Yankees legend Elston Howard invented the baseball doughnut back in the early 1960s. Today it's used by every Major League Baseball team in the on-deck circle.
But it doesn't help hitters.
Batters think lumber becomes lighter after the doughnut is taken off. New research says that's bogus.
The Wall Street Journal reports on research done by the University of Hawaii that reveals the more weight you swing in the on-deck circle, the slower you will swing in the batter's box. Thus it becomes harder to catch up to fastballs.
Coop DeRenne, a physical-education professor at Hawaii, claims an increase or decrease of weight on a player's bat between 10 percent and 13 percent will decrease bat speed from three to five miles per hour.
The research goes back nearly 20 years.

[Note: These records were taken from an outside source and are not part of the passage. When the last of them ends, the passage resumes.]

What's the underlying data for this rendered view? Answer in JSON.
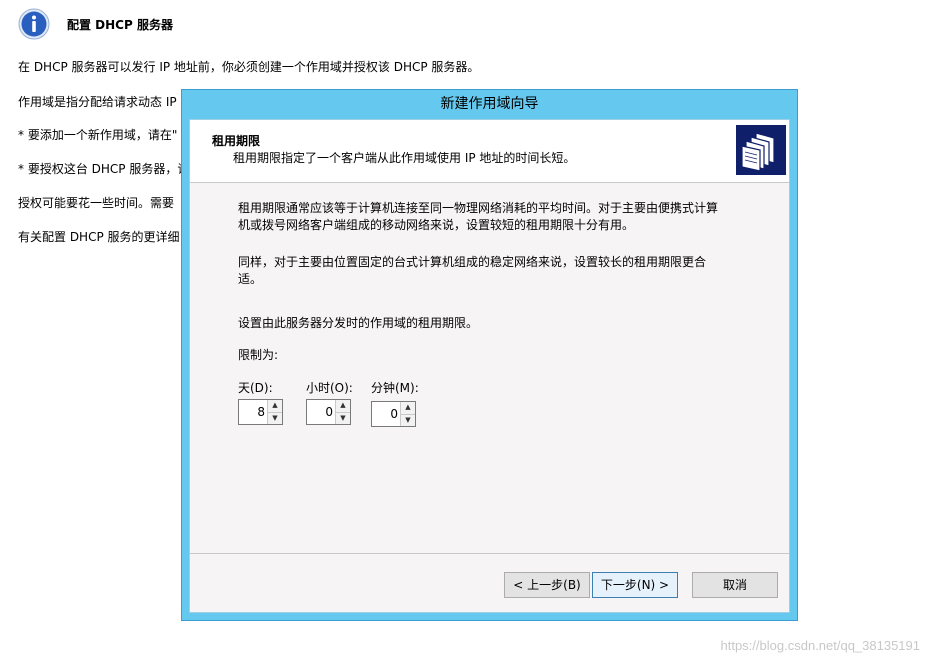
{
  "background": {
    "title": "配置 DHCP 服务器",
    "lines": [
      "在 DHCP 服务器可以发行 IP 地址前，你必须创建一个作用域并授权该 DHCP 服务器。",
      "作用域是指分配给请求动态 IP",
      "* 要添加一个新作用域，请在\"",
      "* 要授权这台 DHCP 服务器，请",
      "授权可能要花一些时间。需要",
      "有关配置 DHCP 服务的更详细"
    ]
  },
  "wizard": {
    "window_title": "新建作用域向导",
    "header": {
      "title": "租用期限",
      "subtitle": "租用期限指定了一个客户端从此作用域使用 IP 地址的时间长短。",
      "icon": "folders-icon"
    },
    "paragraphs": {
      "p1_line1": "租用期限通常应该等于计算机连接至同一物理网络消耗的平均时间。对于主要由便携式计算",
      "p1_line2": "机或拨号网络客户端组成的移动网络来说，设置较短的租用期限十分有用。",
      "p2_line1": "同样，对于主要由位置固定的台式计算机组成的稳定网络来说，设置较长的租用期限更合",
      "p2_line2": "适。",
      "p3": "设置由此服务器分发时的作用域的租用期限。",
      "limit_label": "限制为:"
    },
    "fields": {
      "days_label": "天(D):",
      "days_value": "8",
      "hours_label": "小时(O):",
      "hours_value": "0",
      "minutes_label": "分钟(M):",
      "minutes_value": "0"
    },
    "buttons": {
      "back": "< 上一步(B)",
      "next": "下一步(N) >",
      "cancel": "取消"
    }
  },
  "watermark": "https://blog.csdn.net/qq_38135191",
  "colors": {
    "title_bar": "#65c8ee",
    "header_icon_bg": "#0f1f6a",
    "info_icon": "#2a5fbf"
  }
}
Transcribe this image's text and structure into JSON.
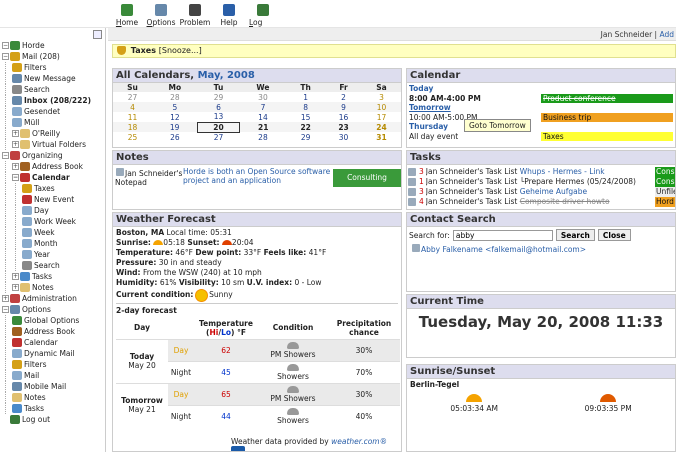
{
  "topmenu": {
    "items": [
      {
        "label": "Home",
        "ul": "H",
        "rest": "ome",
        "color": "#3a8a3a"
      },
      {
        "label": "Options",
        "ul": "O",
        "rest": "ptions",
        "color": "#6688aa"
      },
      {
        "label": "Problem",
        "ul": "",
        "rest": "Problem",
        "color": "#444444"
      },
      {
        "label": "Help",
        "ul": "",
        "rest": "Help",
        "color": "#2a5fa8"
      },
      {
        "label": "Log out",
        "ul": "L",
        "rest": "og out",
        "color": "#3a7a3a"
      }
    ]
  },
  "user": {
    "name": "Jan Schneider",
    "sep": "|",
    "add": "Add"
  },
  "sidebar": {
    "items": [
      {
        "label": "Horde",
        "depth": 0,
        "box": "−",
        "icon": "#3a8a3a",
        "bold": false
      },
      {
        "label": "Mail (208)",
        "depth": 0,
        "box": "−",
        "icon": "#d4a017",
        "bold": false
      },
      {
        "label": "Filters",
        "depth": 1,
        "box": "",
        "icon": "#d4a017",
        "bold": false
      },
      {
        "label": "New Message",
        "depth": 1,
        "box": "",
        "icon": "#6688aa",
        "bold": false
      },
      {
        "label": "Search",
        "depth": 1,
        "box": "",
        "icon": "#888888",
        "bold": false
      },
      {
        "label": "Inbox (208/222)",
        "depth": 1,
        "box": "",
        "icon": "#6688aa",
        "bold": true
      },
      {
        "label": "Gesendet",
        "depth": 1,
        "box": "",
        "icon": "#88aacc",
        "bold": false
      },
      {
        "label": "Müll",
        "depth": 1,
        "box": "",
        "icon": "#88aacc",
        "bold": false
      },
      {
        "label": "O'Reilly",
        "depth": 1,
        "box": "+",
        "icon": "#e0c070",
        "bold": false
      },
      {
        "label": "Virtual Folders",
        "depth": 1,
        "box": "+",
        "icon": "#e0c070",
        "bold": false
      },
      {
        "label": "Organizing",
        "depth": 0,
        "box": "−",
        "icon": "#c04040",
        "bold": false
      },
      {
        "label": "Address Book",
        "depth": 1,
        "box": "+",
        "icon": "#a06020",
        "bold": false
      },
      {
        "label": "Calendar",
        "depth": 1,
        "box": "−",
        "icon": "#c03030",
        "bold": true
      },
      {
        "label": "Taxes",
        "depth": 2,
        "box": "",
        "icon": "#d4a017",
        "bold": false
      },
      {
        "label": "New Event",
        "depth": 2,
        "box": "",
        "icon": "#c03030",
        "bold": false
      },
      {
        "label": "Day",
        "depth": 2,
        "box": "",
        "icon": "#88aacc",
        "bold": false
      },
      {
        "label": "Work Week",
        "depth": 2,
        "box": "",
        "icon": "#88aacc",
        "bold": false
      },
      {
        "label": "Week",
        "depth": 2,
        "box": "",
        "icon": "#88aacc",
        "bold": false
      },
      {
        "label": "Month",
        "depth": 2,
        "box": "",
        "icon": "#88aacc",
        "bold": false
      },
      {
        "label": "Year",
        "depth": 2,
        "box": "",
        "icon": "#88aacc",
        "bold": false
      },
      {
        "label": "Search",
        "depth": 2,
        "box": "",
        "icon": "#888888",
        "bold": false
      },
      {
        "label": "Tasks",
        "depth": 1,
        "box": "+",
        "icon": "#4a8aca",
        "bold": false
      },
      {
        "label": "Notes",
        "depth": 1,
        "box": "+",
        "icon": "#e0c070",
        "bold": false
      },
      {
        "label": "Administration",
        "depth": 0,
        "box": "+",
        "icon": "#c04040",
        "bold": false
      },
      {
        "label": "Options",
        "depth": 0,
        "box": "−",
        "icon": "#6688aa",
        "bold": false
      },
      {
        "label": "Global Options",
        "depth": 1,
        "box": "",
        "icon": "#3a8a3a",
        "bold": false
      },
      {
        "label": "Address Book",
        "depth": 1,
        "box": "",
        "icon": "#a06020",
        "bold": false
      },
      {
        "label": "Calendar",
        "depth": 1,
        "box": "",
        "icon": "#c03030",
        "bold": false
      },
      {
        "label": "Dynamic Mail",
        "depth": 1,
        "box": "",
        "icon": "#88aacc",
        "bold": false
      },
      {
        "label": "Filters",
        "depth": 1,
        "box": "",
        "icon": "#d4a017",
        "bold": false
      },
      {
        "label": "Mail",
        "depth": 1,
        "box": "",
        "icon": "#88aacc",
        "bold": false
      },
      {
        "label": "Mobile Mail",
        "depth": 1,
        "box": "",
        "icon": "#6688aa",
        "bold": false
      },
      {
        "label": "Notes",
        "depth": 1,
        "box": "",
        "icon": "#e0c070",
        "bold": false
      },
      {
        "label": "Tasks",
        "depth": 1,
        "box": "",
        "icon": "#4a8aca",
        "bold": false
      },
      {
        "label": "Log out",
        "depth": 0,
        "box": "",
        "icon": "#3a7a3a",
        "bold": false
      }
    ]
  },
  "alarm": {
    "title": "Taxes",
    "snooze": "[Snooze...]"
  },
  "calendar": {
    "title_prefix": "All Calendars, ",
    "title_month": "May, 2008",
    "weekdays": [
      "Su",
      "Mo",
      "Tu",
      "We",
      "Th",
      "Fr",
      "Sa"
    ],
    "weeks": [
      [
        {
          "d": "27",
          "c": "other"
        },
        {
          "d": "28",
          "c": "other"
        },
        {
          "d": "29",
          "c": "other"
        },
        {
          "d": "30",
          "c": "other"
        },
        {
          "d": "1",
          "c": "cur"
        },
        {
          "d": "2",
          "c": "cur"
        },
        {
          "d": "3",
          "c": "we"
        }
      ],
      [
        {
          "d": "4",
          "c": "we"
        },
        {
          "d": "5",
          "c": "cur"
        },
        {
          "d": "6",
          "c": "cur"
        },
        {
          "d": "7",
          "c": "cur"
        },
        {
          "d": "8",
          "c": "cur"
        },
        {
          "d": "9",
          "c": "cur"
        },
        {
          "d": "10",
          "c": "we"
        }
      ],
      [
        {
          "d": "11",
          "c": "we"
        },
        {
          "d": "12",
          "c": "cur"
        },
        {
          "d": "13",
          "c": "cur"
        },
        {
          "d": "14",
          "c": "cur"
        },
        {
          "d": "15",
          "c": "cur"
        },
        {
          "d": "16",
          "c": "cur"
        },
        {
          "d": "17",
          "c": "we"
        }
      ],
      [
        {
          "d": "18",
          "c": "we"
        },
        {
          "d": "19",
          "c": "cur"
        },
        {
          "d": "20",
          "c": "today"
        },
        {
          "d": "21",
          "c": "bold"
        },
        {
          "d": "22",
          "c": "bold"
        },
        {
          "d": "23",
          "c": "bold"
        },
        {
          "d": "24",
          "c": "we bold"
        }
      ],
      [
        {
          "d": "25",
          "c": "we"
        },
        {
          "d": "26",
          "c": "cur"
        },
        {
          "d": "27",
          "c": "cur"
        },
        {
          "d": "28",
          "c": "cur"
        },
        {
          "d": "29",
          "c": "cur"
        },
        {
          "d": "30",
          "c": "cur"
        },
        {
          "d": "31",
          "c": "we bold"
        }
      ]
    ]
  },
  "notes": {
    "title": "Notes",
    "rows": [
      {
        "owner": "Jan Schneider's Notepad",
        "text": "Horde is both an Open Source software project and an application",
        "category": "Consulting"
      }
    ]
  },
  "weather": {
    "title": "Weather Forecast",
    "location": "Boston, MA",
    "local_time_label": "Local time:",
    "local_time": "05:31",
    "sunrise_label": "Sunrise:",
    "sunrise": "05:18",
    "sunset_label": "Sunset:",
    "sunset": "20:04",
    "temp_label": "Temperature:",
    "temp": "46°F",
    "dew_label": "Dew point:",
    "dew": "33°F",
    "feels_label": "Feels like:",
    "feels": "41°F",
    "pressure_label": "Pressure:",
    "pressure": "30 in and steady",
    "wind_label": "Wind:",
    "wind": "From the WSW (240) at 10 mph",
    "humidity_label": "Humidity:",
    "humidity": "61%",
    "visibility_label": "Visibility:",
    "visibility": "10 sm",
    "uv_label": "U.V. index:",
    "uv": "0 - Low",
    "condition_label": "Current condition:",
    "condition": "Sunny",
    "forecast_title": "2-day forecast",
    "cols": {
      "day": "Day",
      "temp": "Temperature",
      "hilo_open": "(",
      "hi": "Hi",
      "slash": "/",
      "lo": "Lo",
      "hilo_close": ") °F",
      "cond": "Condition",
      "precip": "Precipitation chance"
    },
    "days": [
      {
        "name": "Today",
        "date": "May 20",
        "day_label": "Day",
        "hi": "62",
        "day_cond": "PM Showers",
        "day_precip": "30%",
        "night_label": "Night",
        "lo": "45",
        "night_cond": "Showers",
        "night_precip": "70%"
      },
      {
        "name": "Tomorrow",
        "date": "May 21",
        "day_label": "Day",
        "hi": "65",
        "day_cond": "PM Showers",
        "day_precip": "30%",
        "night_label": "Night",
        "lo": "44",
        "night_cond": "Showers",
        "night_precip": "40%"
      }
    ],
    "credit_text": "Weather data provided by",
    "credit_link": "weather.com®"
  },
  "rcal": {
    "title": "Calendar",
    "today_label": "Today",
    "today_event_time": "8:00 AM-4:00 PM",
    "today_event_title": "Product conference",
    "tomorrow_label": "Tomorrow",
    "tomorrow_event_time": "10:00 AM-5:00 PM",
    "tomorrow_event_title": "Business trip",
    "thursday_label": "Thursday",
    "thursday_event_time": "All day event",
    "thursday_event_title": "Taxes",
    "tooltip": "Goto Tomorrow"
  },
  "tasks": {
    "title": "Tasks",
    "items": [
      {
        "pri": "3",
        "owner": "Jan Schneider's Task List",
        "name": "Whups - Hermes - Link",
        "extra": "",
        "strike": false,
        "cat": "Cons",
        "cat_color": "#1a9a1a",
        "cat_text": "#ffffff"
      },
      {
        "pri": "1",
        "owner": "Jan Schneider's Task List",
        "name": "",
        "extra": "└Prepare Hermes (05/24/2008)",
        "strike": false,
        "cat": "Cons",
        "cat_color": "#1a9a1a",
        "cat_text": "#ffffff"
      },
      {
        "pri": "3",
        "owner": "Jan Schneider's Task List",
        "name": "Geheime Aufgabe",
        "extra": "",
        "strike": false,
        "cat": "Unfile",
        "cat_color": "#eeeeee",
        "cat_text": "#222222"
      },
      {
        "pri": "4",
        "owner": "Jan Schneider's Task List",
        "name": "Composite driver howto",
        "extra": "",
        "strike": true,
        "cat": "Hord",
        "cat_color": "#f0a020",
        "cat_text": "#111111"
      }
    ]
  },
  "contact": {
    "title": "Contact Search",
    "label": "Search for:",
    "value": "abby",
    "search_btn": "Search",
    "close_btn": "Close",
    "result": "Abby Falkename <falkemail@hotmail.com>"
  },
  "ctime": {
    "title": "Current Time",
    "value": "Tuesday, May 20, 2008 11:33"
  },
  "sun": {
    "title": "Sunrise/Sunset",
    "city": "Berlin-Tegel",
    "rise": "05:03:34 AM",
    "set": "09:03:35 PM"
  },
  "colors": {
    "accent": "#2a5fa8",
    "header_bg": "#dde",
    "alarm_bg": "#ffffc0"
  }
}
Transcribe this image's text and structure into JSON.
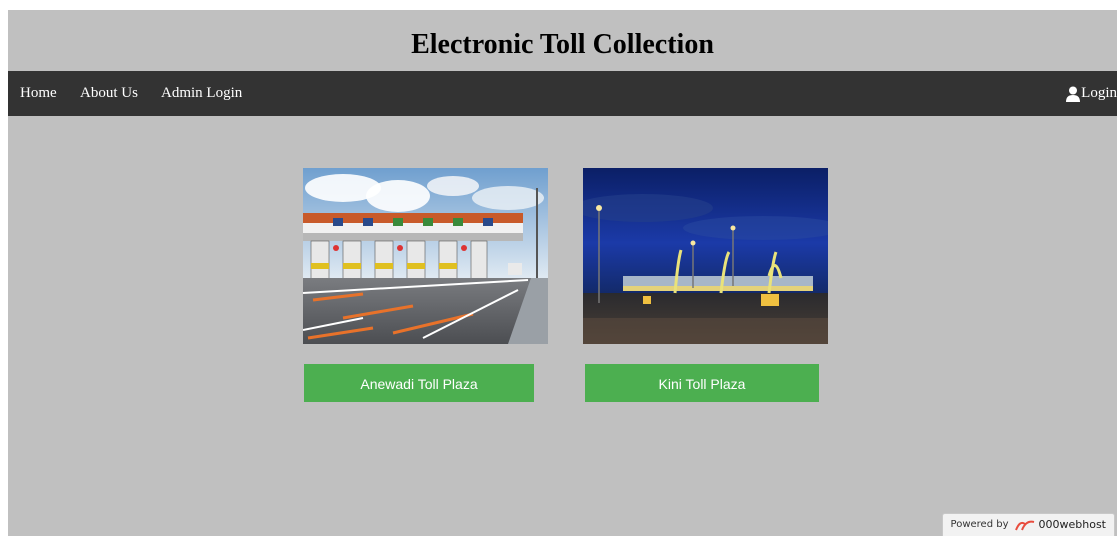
{
  "header": {
    "title": "Electronic Toll Collection"
  },
  "nav": {
    "home": "Home",
    "about": "About Us",
    "admin_login": "Admin Login",
    "login": "Login",
    "login_icon": "user-icon"
  },
  "plazas": [
    {
      "label": "Anewadi Toll Plaza"
    },
    {
      "label": "Kini Toll Plaza"
    }
  ],
  "footer": {
    "powered_by": "Powered by",
    "host": "000webhost",
    "host_icon": "000webhost-logo-icon"
  },
  "colors": {
    "page_background": "#c0c0c0",
    "navbar": "#333333",
    "button": "#4caf50",
    "button_text": "#ffffff"
  }
}
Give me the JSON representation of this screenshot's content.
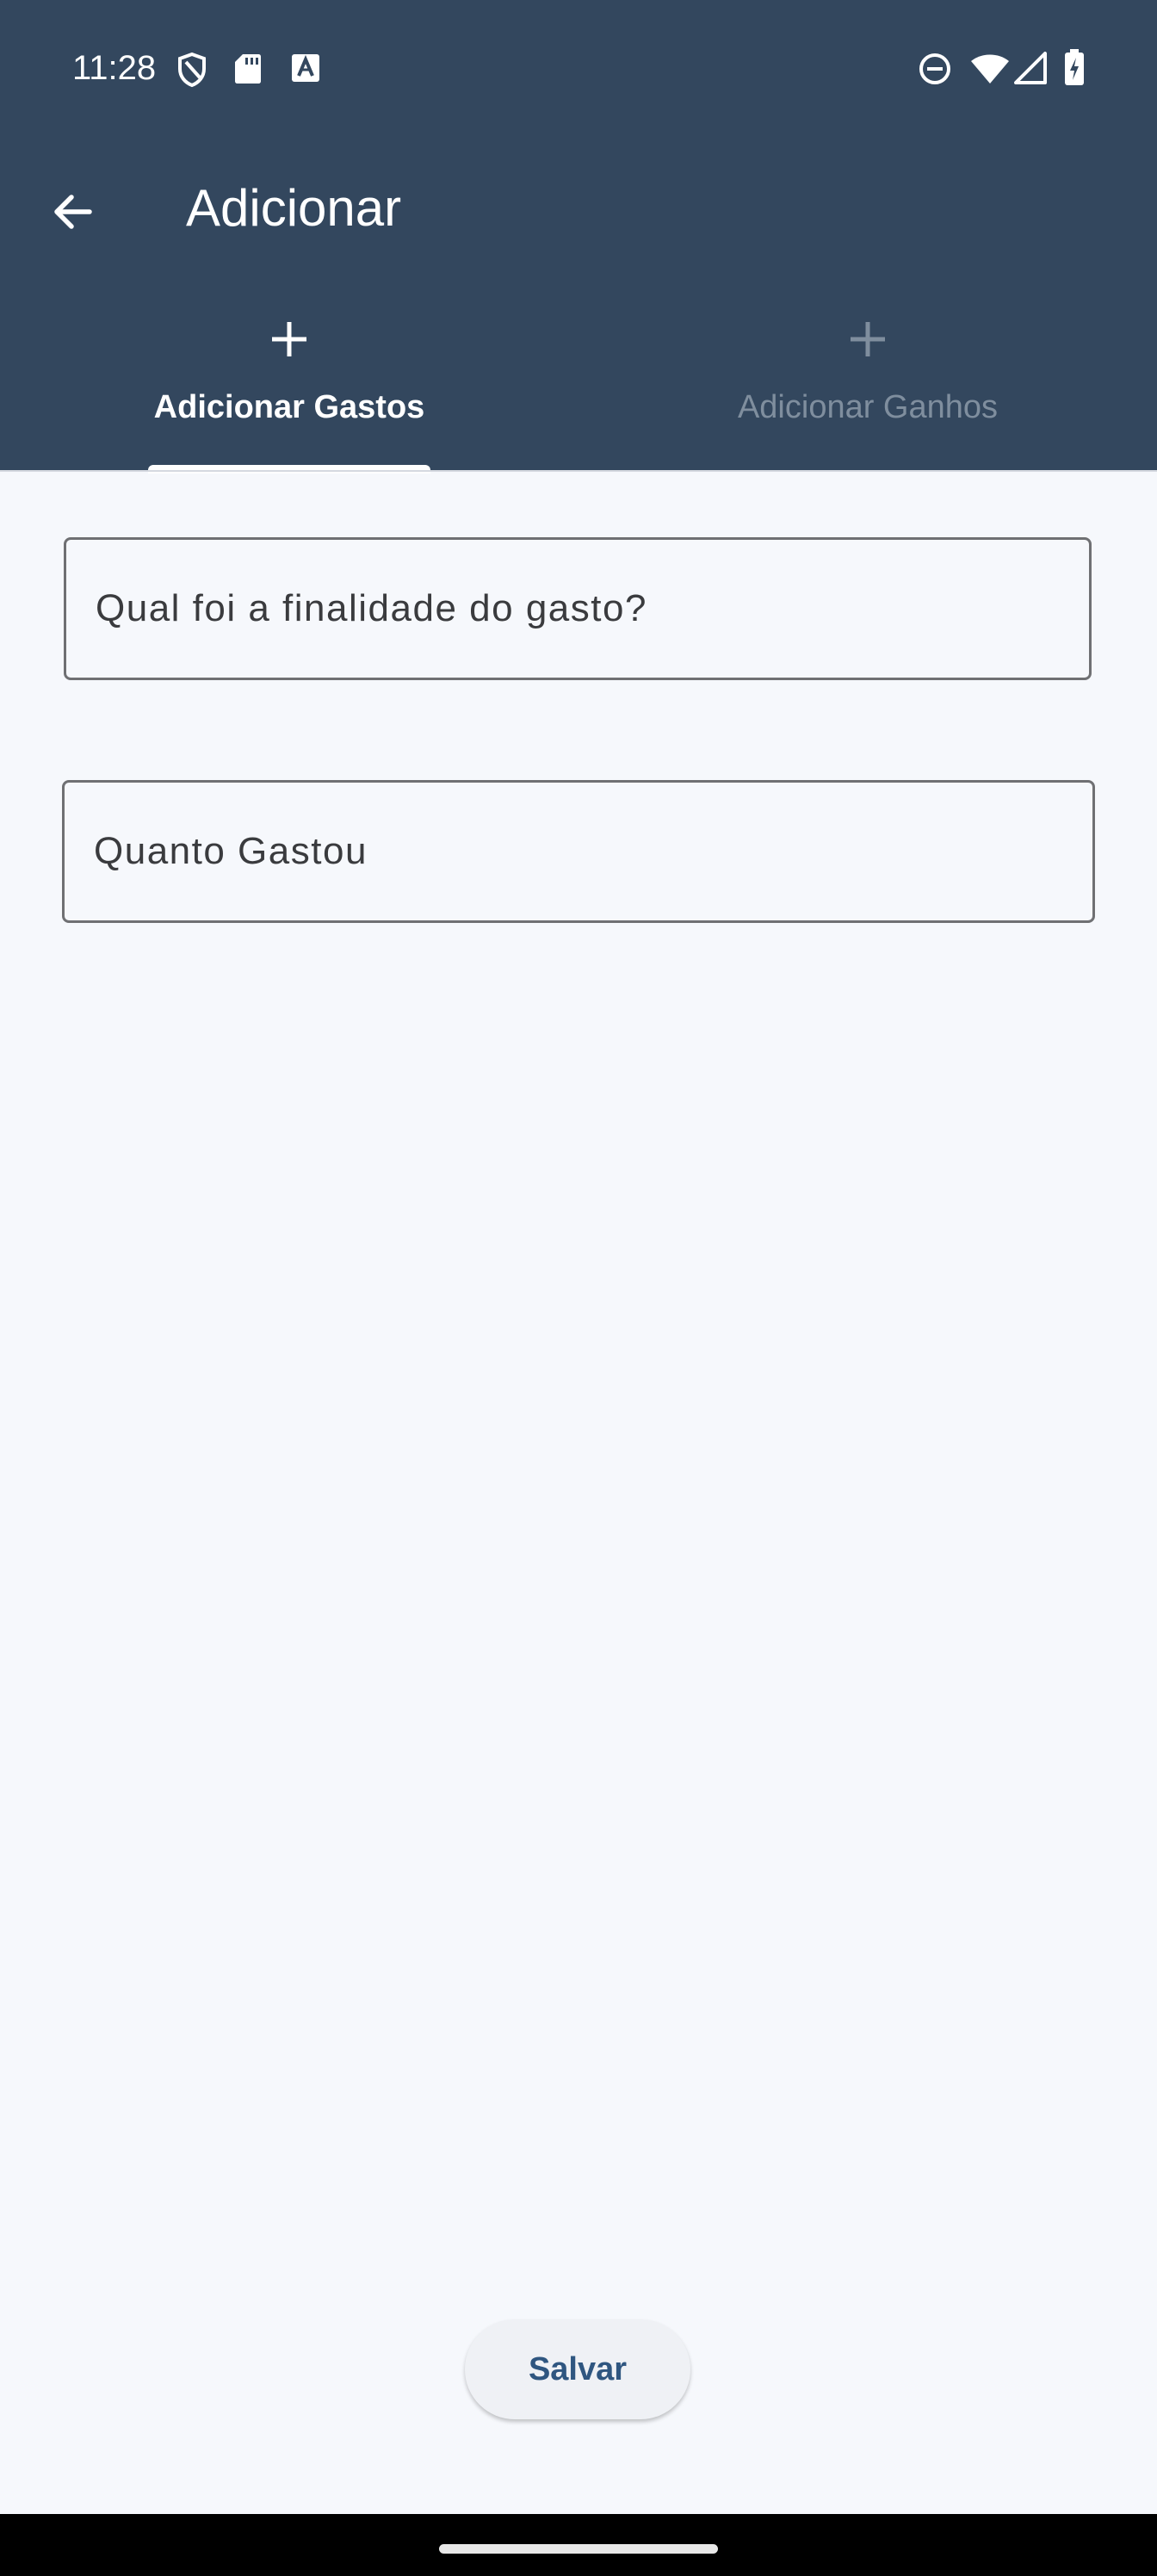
{
  "status_bar": {
    "time": "11:28",
    "left_icons": [
      "shield-icon",
      "sd-card-icon",
      "font-a-icon"
    ],
    "right_icons": [
      "do-not-disturb-icon",
      "wifi-icon",
      "cell-signal-icon",
      "battery-charging-icon"
    ]
  },
  "app_bar": {
    "back_icon": "arrow-left-icon",
    "title": "Adicionar"
  },
  "tabs": [
    {
      "label": "Adicionar Gastos",
      "icon": "plus-icon",
      "active": true
    },
    {
      "label": "Adicionar Ganhos",
      "icon": "plus-icon",
      "active": false
    }
  ],
  "form": {
    "purpose_placeholder": "Qual foi a finalidade do gasto?",
    "purpose_value": "",
    "amount_placeholder": "Quanto Gastou",
    "amount_value": ""
  },
  "actions": {
    "save_label": "Salvar"
  },
  "colors": {
    "app_bar_background": "#33475e",
    "page_background": "#f6f8fc",
    "active_tab_text": "#ffffff",
    "inactive_tab_text": "#7f8e9e",
    "button_text": "#2f5680"
  }
}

DeRenne tells the WSJ baseball is a "dinosaur sport" for its opposition to change.
More than a dozen big league batting coaches and managers were asked about the idea of doughnuts hurting hitters, and all agreed that players are foolishly locked into routine and superstition.
Howard, a 12-time All-Star whose No. 32 was retired by the Yankees in 1984, is credited with inventing the batting "donut." He helped two New Jersey business men market the bat weight and allowed his name to be used in marketing the product.
Before Howard's iron doughnut, hitters would swing multiple bats at the same time while waiting to hit.
Pirates icon Willie Stargell famously warmed up with a sledge hammer to intimidate pitchers, and it didn't seem to hurt his Hall of Fame career.
'Trick Shot Titus' Strikes Again